Nov. 7, 1928
Indians Use Planes
To Check Trap Lines
Calgary, Alberta — Nothing so indicates the wide-spread use of the airplane beyond the fringe of Canadian civilization as the fact that Indian trappers are using the plane to reach their trap lines. Natives made wealthy from profitable returns from their fur trades have long graduated from dog sleds to motor cars, but now the mail plane from Mayo occasionally carries Indian trappers, who find it an economical method of travel, a few hours of comfort in the air being substituted for days spent trailing behind a dog team.
Nov. 8, 1928
Ohio Northern to
Celebrate “Hatchet Day”
A dispatch from Ada says: One of Ohio Northern’s oldest traditions, “Hatchet Day,” will be celebrated here Nov. 15 and 16. These festivities commemorate the cessations hostilities between students of the engineering and pharmacy schools which marked earlier days at Northern.
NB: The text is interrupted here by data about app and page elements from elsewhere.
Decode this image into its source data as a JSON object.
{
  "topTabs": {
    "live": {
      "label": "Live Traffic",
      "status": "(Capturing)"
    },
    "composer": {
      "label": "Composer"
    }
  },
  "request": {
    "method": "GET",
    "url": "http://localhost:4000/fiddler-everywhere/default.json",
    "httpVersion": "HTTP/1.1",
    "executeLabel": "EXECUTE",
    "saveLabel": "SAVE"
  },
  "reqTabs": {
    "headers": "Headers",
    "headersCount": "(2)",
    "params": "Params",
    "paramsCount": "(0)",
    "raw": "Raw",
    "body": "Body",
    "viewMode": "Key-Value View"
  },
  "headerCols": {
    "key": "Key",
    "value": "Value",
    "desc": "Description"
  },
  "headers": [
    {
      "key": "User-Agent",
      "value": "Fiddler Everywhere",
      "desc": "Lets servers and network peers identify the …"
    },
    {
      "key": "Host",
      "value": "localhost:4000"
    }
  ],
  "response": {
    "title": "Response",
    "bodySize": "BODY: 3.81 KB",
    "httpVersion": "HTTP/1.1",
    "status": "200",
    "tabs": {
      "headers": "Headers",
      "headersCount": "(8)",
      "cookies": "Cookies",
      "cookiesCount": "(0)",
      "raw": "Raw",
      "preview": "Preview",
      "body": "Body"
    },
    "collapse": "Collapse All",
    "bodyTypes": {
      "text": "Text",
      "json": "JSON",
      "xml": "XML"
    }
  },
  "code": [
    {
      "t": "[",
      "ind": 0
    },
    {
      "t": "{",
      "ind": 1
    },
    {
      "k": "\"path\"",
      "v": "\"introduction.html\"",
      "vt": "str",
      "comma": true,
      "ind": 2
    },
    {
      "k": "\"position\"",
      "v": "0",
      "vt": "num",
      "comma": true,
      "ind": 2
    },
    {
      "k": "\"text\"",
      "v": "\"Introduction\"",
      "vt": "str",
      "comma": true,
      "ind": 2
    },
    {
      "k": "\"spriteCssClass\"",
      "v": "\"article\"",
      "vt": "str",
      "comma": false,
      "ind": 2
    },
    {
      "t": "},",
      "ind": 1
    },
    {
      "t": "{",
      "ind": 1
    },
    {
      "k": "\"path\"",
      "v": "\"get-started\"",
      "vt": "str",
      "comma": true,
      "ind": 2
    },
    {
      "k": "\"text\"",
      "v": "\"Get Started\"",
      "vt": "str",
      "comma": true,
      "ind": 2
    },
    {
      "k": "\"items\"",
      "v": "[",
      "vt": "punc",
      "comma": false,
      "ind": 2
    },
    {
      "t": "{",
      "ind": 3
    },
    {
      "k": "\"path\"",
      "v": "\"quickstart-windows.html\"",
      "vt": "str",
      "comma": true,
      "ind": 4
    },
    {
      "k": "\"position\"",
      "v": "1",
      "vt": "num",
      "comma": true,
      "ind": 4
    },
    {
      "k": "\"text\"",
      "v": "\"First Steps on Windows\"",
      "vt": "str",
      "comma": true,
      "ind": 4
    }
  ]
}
Rivalry for predominance in athletic contests, however, is nonetheless keen and much interest is taken in these events.
Thursday evening’s program will be marked by a flag rush, banquet and movie show. Friday morning’s chapel hour will be featured by services conducted over the casket containing the “hatchet,” after which it will be buried, typifying the end of all enmity. The engineer-pharmic tug-of-war, greased pig race and football game are scheduled for Friday afternoon.
Nov. 7, 1928